The promulgation of the new constitution was expected to usher in a new era of governance, stability and economic prosperity. In that spirit, the stipulation of a fixed date for budget presentation in the constitution to rein in the wayward budgetary process of the last 15 years had offered a measure of respite. In fact, this year’s budget was presented on May 28 as laid down by the constitution. Subsequent endorsement of the Appropriation Bill last week, which we welcomed, had raised hopes of the promised new era of a normalised budgetary process and subsequent improvement in development spending.

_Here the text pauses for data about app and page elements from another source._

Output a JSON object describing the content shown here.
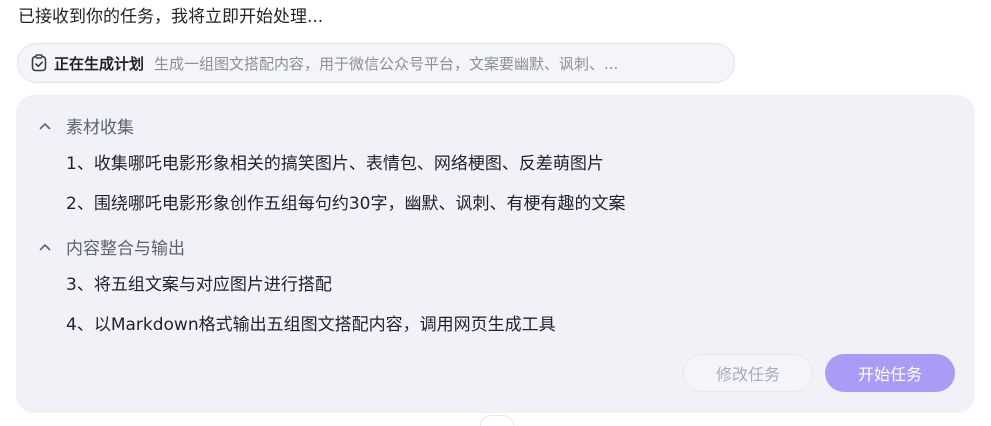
{
  "intro_text": "已接收到你的任务，我将立即开始处理...",
  "plan": {
    "icon": "clipboard-check-icon",
    "status_label": "正在生成计划",
    "description": "生成一组图文搭配内容，用于微信公众号平台，文案要幽默、讽刺、..."
  },
  "sections": [
    {
      "title": "素材收集",
      "chevron": "chevron-up-icon",
      "tasks": [
        "1、收集哪吒电影形象相关的搞笑图片、表情包、网络梗图、反差萌图片",
        "2、围绕哪吒电影形象创作五组每句约30字，幽默、讽刺、有梗有趣的文案"
      ]
    },
    {
      "title": "内容整合与输出",
      "chevron": "chevron-up-icon",
      "tasks": [
        "3、将五组文案与对应图片进行搭配",
        "4、以Markdown格式输出五组图文搭配内容，调用网页生成工具"
      ]
    }
  ],
  "actions": {
    "modify_label": "修改任务",
    "start_label": "开始任务"
  },
  "colors": {
    "card_bg": "#f1f2f7",
    "accent": "#a99cf7",
    "muted_text": "#8a8f99"
  }
}
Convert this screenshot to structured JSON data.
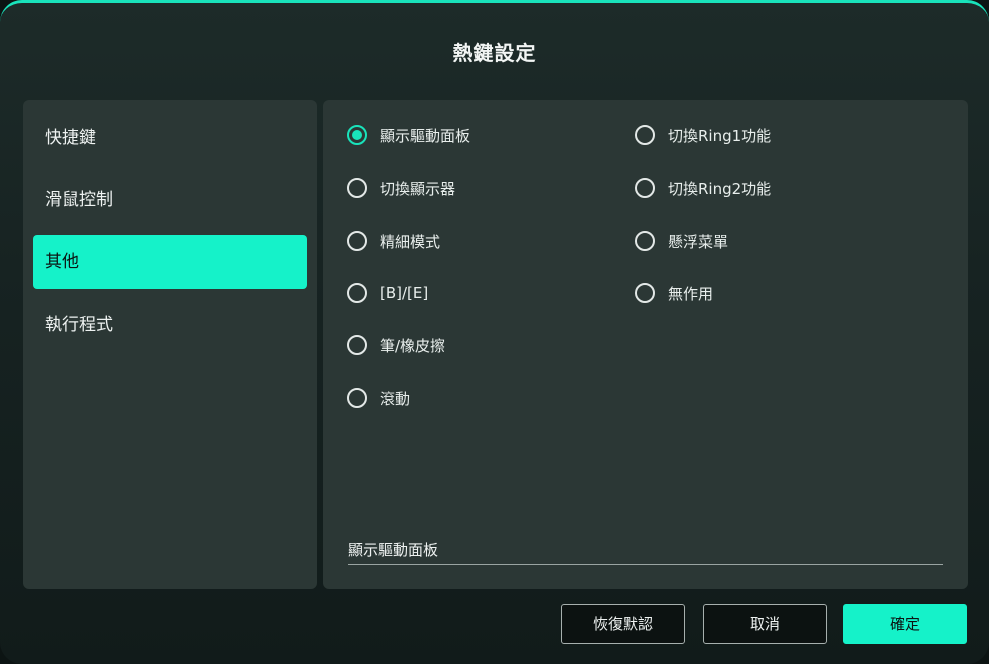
{
  "dialog": {
    "title": "熱鍵設定"
  },
  "sidebar": {
    "items": [
      {
        "label": "快捷鍵",
        "active": false
      },
      {
        "label": "滑鼠控制",
        "active": false
      },
      {
        "label": "其他",
        "active": true
      },
      {
        "label": "執行程式",
        "active": false
      }
    ]
  },
  "options": {
    "left": [
      {
        "label": "顯示驅動面板",
        "checked": true
      },
      {
        "label": "切換顯示器",
        "checked": false
      },
      {
        "label": "精細模式",
        "checked": false
      },
      {
        "label": "[B]/[E]",
        "checked": false
      },
      {
        "label": "筆/橡皮擦",
        "checked": false
      },
      {
        "label": "滾動",
        "checked": false
      }
    ],
    "right": [
      {
        "label": "切換Ring1功能",
        "checked": false
      },
      {
        "label": "切換Ring2功能",
        "checked": false
      },
      {
        "label": "懸浮菜單",
        "checked": false
      },
      {
        "label": "無作用",
        "checked": false
      }
    ]
  },
  "selected_value": "顯示驅動面板",
  "buttons": {
    "restore_default": "恢復默認",
    "cancel": "取消",
    "confirm": "確定"
  },
  "colors": {
    "accent": "#15f2c9",
    "panel": "#2b3735",
    "background": "#111b1a"
  }
}
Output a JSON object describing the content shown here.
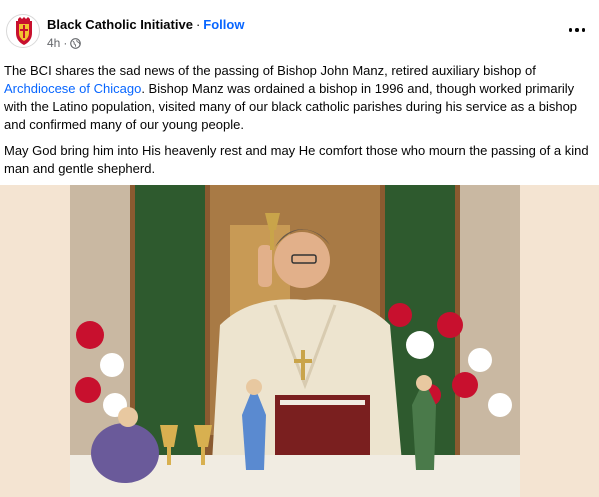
{
  "post": {
    "author": "Black Catholic Initiative",
    "separator": "·",
    "follow_label": "Follow",
    "time": "4h",
    "visibility_icon": "globe-icon",
    "more_icon": "more-options-icon",
    "paragraph1_before_link": "The BCI shares the sad news of the passing of Bishop John Manz, retired auxiliary bishop of ",
    "link_text": "Archdiocese of Chicago",
    "paragraph1_after_link": ". Bishop Manz was ordained a bishop in 1996 and, though worked primarily with the Latino population, visited many of our black catholic parishes during his service as a bishop and confirmed many of our young people.",
    "paragraph2": "May God bring him into His heavenly rest and may He comfort those who mourn the passing of a kind man and gentle shepherd."
  },
  "colors": {
    "link": "#0866ff",
    "meta": "#65676b",
    "photo_background": "#f4e4d2"
  }
}
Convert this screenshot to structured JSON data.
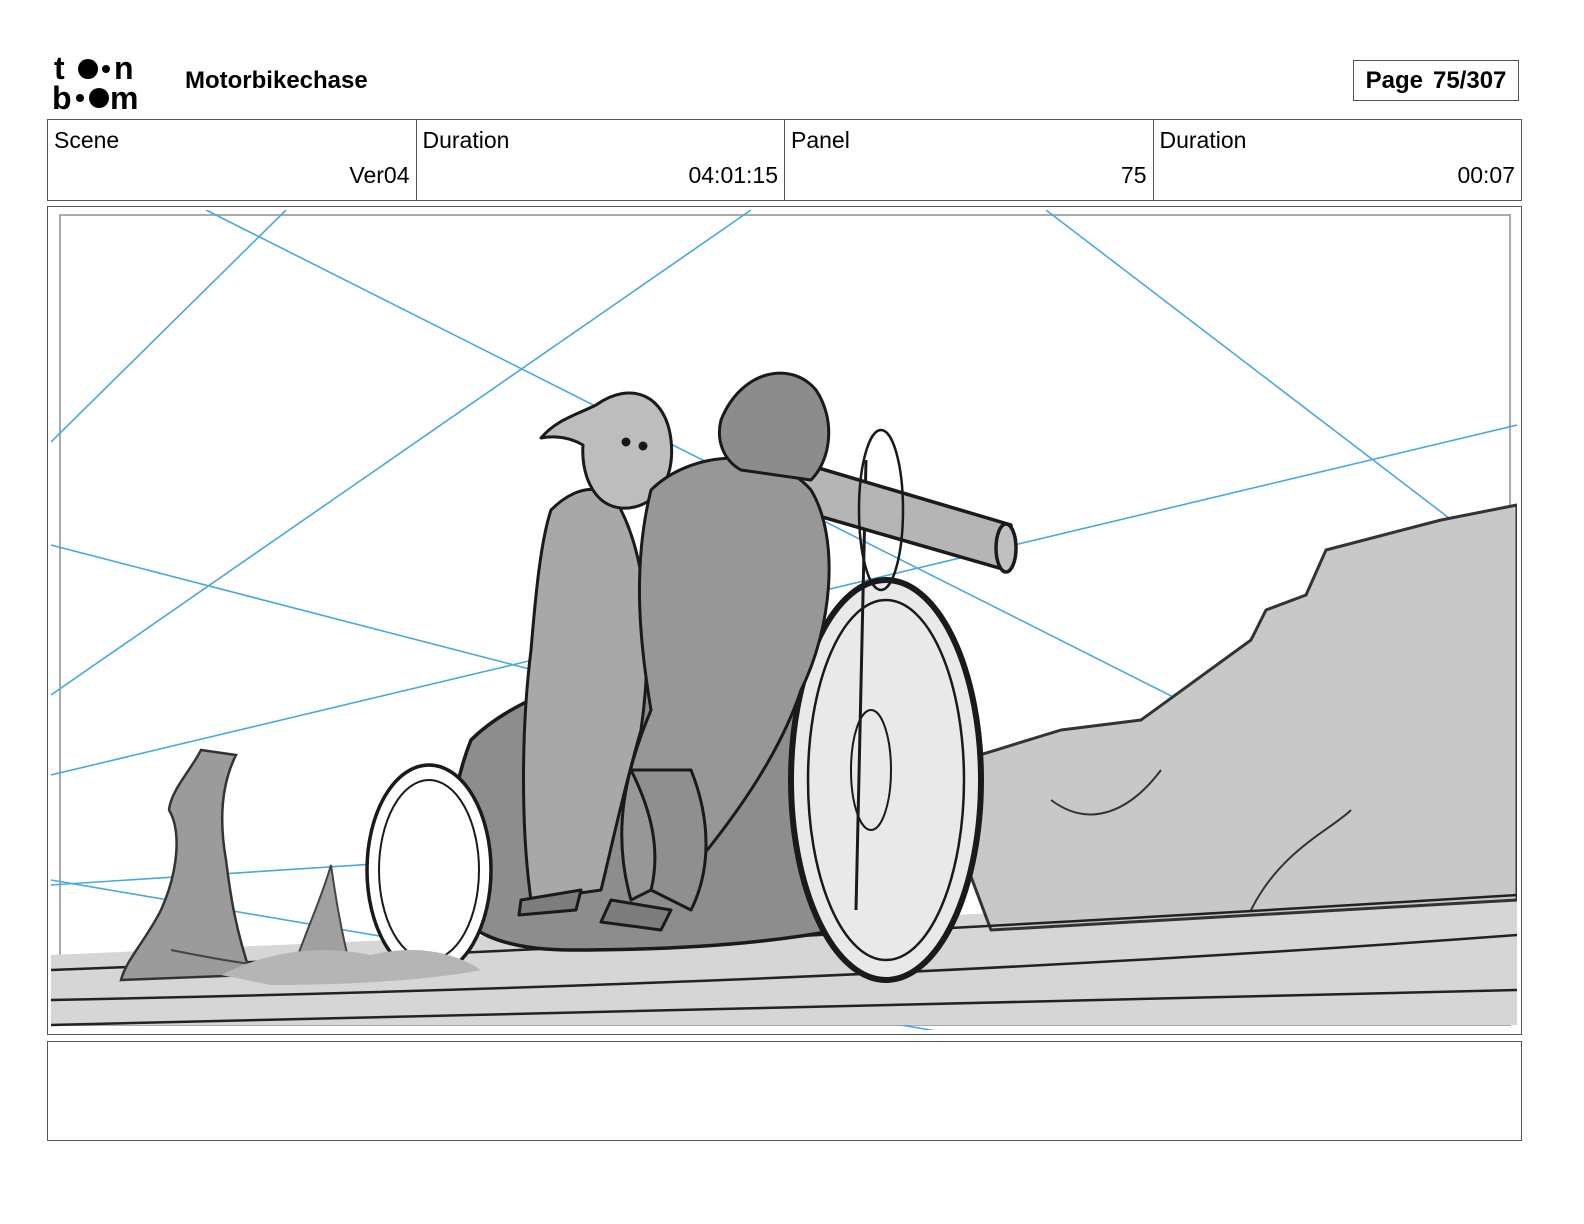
{
  "header": {
    "logo_text": "toonboom",
    "project_title": "Motorbikechase",
    "page_label": "Page",
    "page_value": "75/307"
  },
  "info": {
    "scene_label": "Scene",
    "scene_value": "Ver04",
    "scene_duration_label": "Duration",
    "scene_duration_value": "04:01:15",
    "panel_label": "Panel",
    "panel_value": "75",
    "panel_duration_label": "Duration",
    "panel_duration_value": "00:07"
  },
  "panel": {
    "image": "storyboard-sketch"
  },
  "colors": {
    "border": "#555555",
    "guide_lines": "#4aa8dc",
    "sketch_fill": "#c8c8c8",
    "sketch_shadow": "#8f8f8f"
  }
}
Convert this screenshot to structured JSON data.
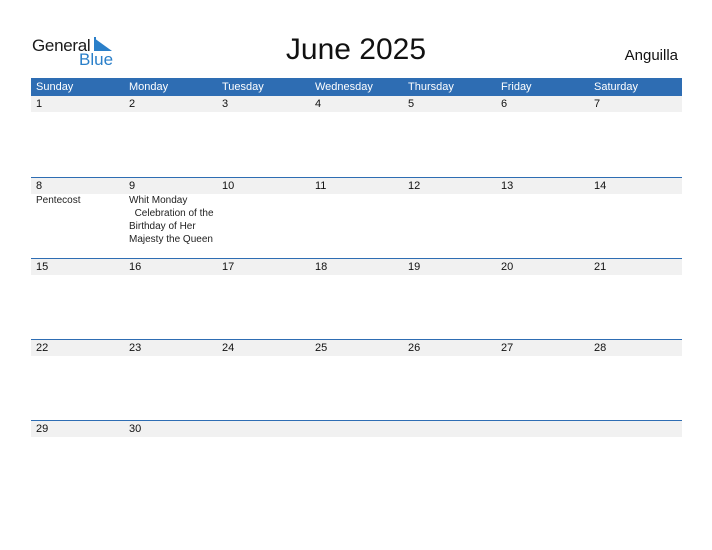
{
  "logo": {
    "general": "General",
    "blue": "Blue"
  },
  "title": "June 2025",
  "country": "Anguilla",
  "colors": {
    "header_bg": "#2e6db3",
    "date_strip_bg": "#f1f1f1",
    "logo_blue": "#2a7fc9"
  },
  "weekdays": [
    "Sunday",
    "Monday",
    "Tuesday",
    "Wednesday",
    "Thursday",
    "Friday",
    "Saturday"
  ],
  "weeks": [
    {
      "days": [
        "1",
        "2",
        "3",
        "4",
        "5",
        "6",
        "7"
      ],
      "events": [
        "",
        "",
        "",
        "",
        "",
        "",
        ""
      ]
    },
    {
      "days": [
        "8",
        "9",
        "10",
        "11",
        "12",
        "13",
        "14"
      ],
      "events": [
        "Pentecost",
        "Whit Monday\n  Celebration of the Birthday of Her Majesty the Queen",
        "",
        "",
        "",
        "",
        ""
      ]
    },
    {
      "days": [
        "15",
        "16",
        "17",
        "18",
        "19",
        "20",
        "21"
      ],
      "events": [
        "",
        "",
        "",
        "",
        "",
        "",
        ""
      ]
    },
    {
      "days": [
        "22",
        "23",
        "24",
        "25",
        "26",
        "27",
        "28"
      ],
      "events": [
        "",
        "",
        "",
        "",
        "",
        "",
        ""
      ]
    },
    {
      "days": [
        "29",
        "30",
        "",
        "",
        "",
        "",
        ""
      ],
      "events": [
        "",
        "",
        "",
        "",
        "",
        "",
        ""
      ]
    }
  ]
}
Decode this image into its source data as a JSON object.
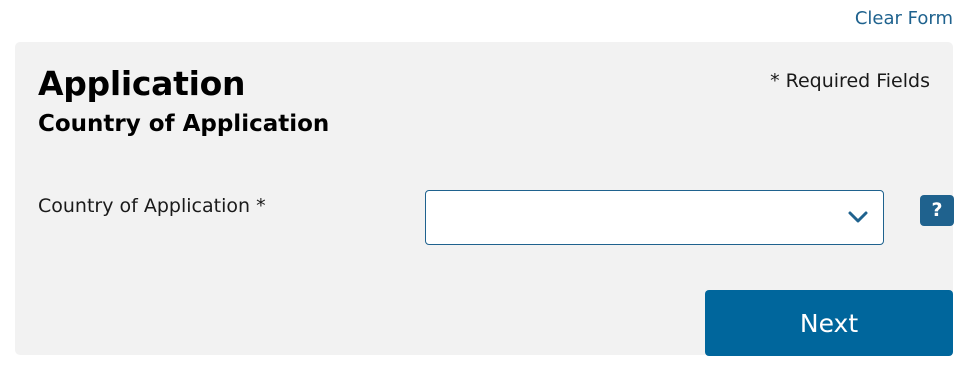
{
  "header": {
    "clear_form_label": "Clear Form"
  },
  "form": {
    "title": "Application",
    "subtitle": "Country of Application",
    "required_note": "* Required Fields",
    "country_field": {
      "label": "Country of Application *",
      "value": ""
    },
    "help_label": "?",
    "next_label": "Next"
  },
  "colors": {
    "accent": "#1f628e",
    "button": "#00669c",
    "panel_background": "#f2f2f2"
  },
  "icons": {
    "select_indicator": "chevron-down-icon",
    "help": "question-mark-icon"
  }
}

But the Maoist withdrawal from the government a day before the remaining bills of the budget were due to be endorsed by Parliament could reignite another vicious cycle of using the budget as leverage for political expediency. The three bills for the next fiscal year—Financial Bill, Bill on Raising Public Debt and Loan and Guarantee Bill—could not be passed on Wednesday as scheduled. While the government already has the spending authority for the next fiscal year, the symbolism of this is huge. It is an attempt to embarrass the outgoing government led by the CPN-UML.
This will set a wrong precedent and would inspire opposition parties in the future to repeat the strategy to bring the government to its knees. This threatens to continue another era of a neglected and sluggish development process. The CPN (Maoist Centre) was part of the coalition that presented the budget and it should take ownership of implementing the budget. As a party likely to lead the next government, it should show that it is serious about governance. For far too long, our parties have resorted to a cherry-picking approach to governance. After all every government inherits something it may not necessarily like from the previous one. In the current case, the transfer of power should not put a hold on development activities already endorsed by a majority in Parliament, including 82 Maoist parliamentarians.
The cumulative effect of delayed budgets on development activities continues to be damaging. Already reeling with under-spending of development funds and massive destruction after the earthquake, Nepal can ill afford another cycle of destructive politics that provides little relief to the public. Citizens of the country expect their parties and leaders to act responsibly and do the job they are elected for. Although principled politics increasingly seems to be an oxymoron, it is not too much for people to expect sincere action on bigger issues like the budget. We call on all the political parties to insulate the budgetary process from political bargaining. The Nepali Congress and the CPN (Maoist Centre) should keep in mind that their move now could come back to haunt them later.